Steve Wittman, a well-known American racing pilot since the 1920s, designed a number of racing aircraft and, due to the popularity of his designs, several designs were made available for amateur construction.
The Wilson Explorer II, also known as the Private Explorer II, was designed by Dean Wilson and was a development of the twin-engine Global Explorer which was designed and built for French explorer Hubert de Chevigny.
The spirit was designed by Mr.Max Tedesco and is built by a joint American and Colombian company, the World Aircraft Company, for the light sport aircraft market and was shown for the first time to the public at AirVenture at Oshkosh in 2011.
The Derringer was designed by George Wing and built by his company, Wing Aircraft and Hi Shear in the early 1960s at Torrance, California as a two-seat, twin-engine sporting and training monoplane with a retractable undercarriage.
On 17 December 1903 the Wright brothers, Wilbur and Orville, achieved the first successful, powered, sustained and more-or-less controlled flights in a heavier than air machine in the midst of a gusty, wintry, gale on the Kitty Hawk promontory in North Carolina between the Albermarle Sound and the Atlantic Ocean.
The Sportsman was designed and developed by Colin Winton of Winton Aircraft of Coomera, QLD as a cheap, good handling light single-seat sporting aircraft powered by one of the popular at the time Volkswagen engine conversions.
In 1987 Australian light aircraft Pilot, designer and builder, Scott Winton, announced he would built an all-composite light aircraft which was essentially a flying wing with a span of 6.7 m (22 ft) and a weight of 99.7 kg (220 lb), a wing area of 10 m² (107.6 sq ft)
The Jackaroo was one of many designs produced by the late Colin Winton and produced by Winton Aircraft in Queensland and is a single-seat high-wing open-cockpit aircraft, being first made available to pilots in about 1980.
The Jillaroo was one of a series of ultra-light aircraft designed by the late Colin Winton, others including the Brumby, Jackaroo, Sportsman and Grasshopper and they had a variety of engines including examples from the Rotax series, Hirth, Zenoah and Fuji Robin.
Mr Geoffrey Williams, before his death in May 2002, designed five ultra-light (microlight aircraft in New Zealand) of his own design and built four.
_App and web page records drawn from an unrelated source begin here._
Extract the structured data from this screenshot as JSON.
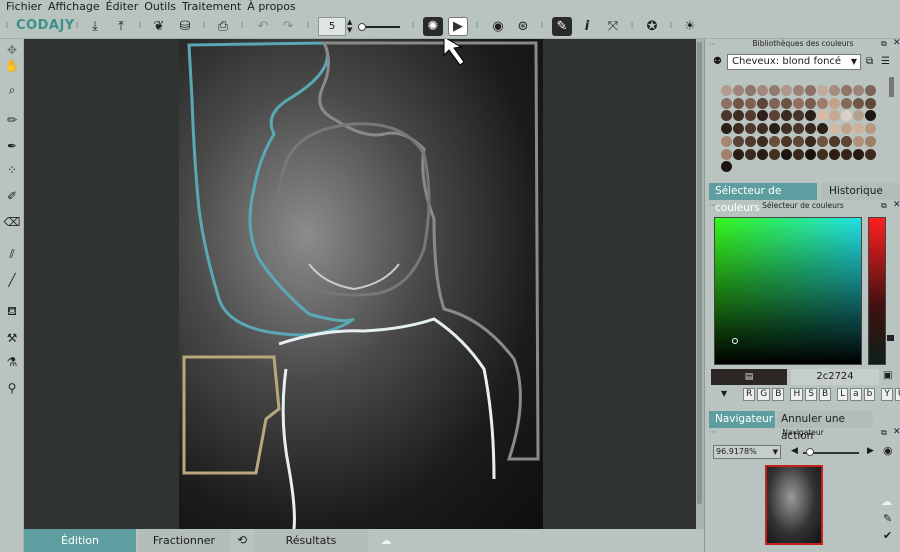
{
  "menu": [
    "Fichier",
    "Affichage",
    "Éditer",
    "Outils",
    "Traitement",
    "À propos"
  ],
  "toolbar": {
    "logo": "CODAJY",
    "brush_size": "5"
  },
  "canvas": {
    "description_tabs": {
      "edition": "Édition",
      "fractionner": "Fractionner",
      "resultats": "Résultats"
    }
  },
  "right_panel": {
    "libraries_title": "Bibliothèques des couleurs",
    "library_select": "Cheveux: blond foncé",
    "tab_selector": "Sélecteur de couleurs",
    "tab_history": "Historique des",
    "selector_title": "Sélecteur de couleurs",
    "hex_value": "2c2724",
    "modes": [
      "R",
      "G",
      "B",
      "H",
      "S",
      "B",
      "L",
      "a",
      "b",
      "Y",
      "U",
      "V"
    ],
    "tab_navigator": "Navigateur",
    "tab_undo": "Annuler une action",
    "navigator_title": "Navigateur",
    "zoom_value": "96.9178%"
  },
  "colors": {
    "accent_selected": "#5f9ea0",
    "region_blue": "#5aa8b4",
    "region_tan": "#b9a87e",
    "region_grey": "#8a8a8a",
    "nav_border": "#c52020"
  }
}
He was the son of a former World War II Avro Lancaster pilot and lived in the Dunedin area. His grandfather was a carpenter and Geoff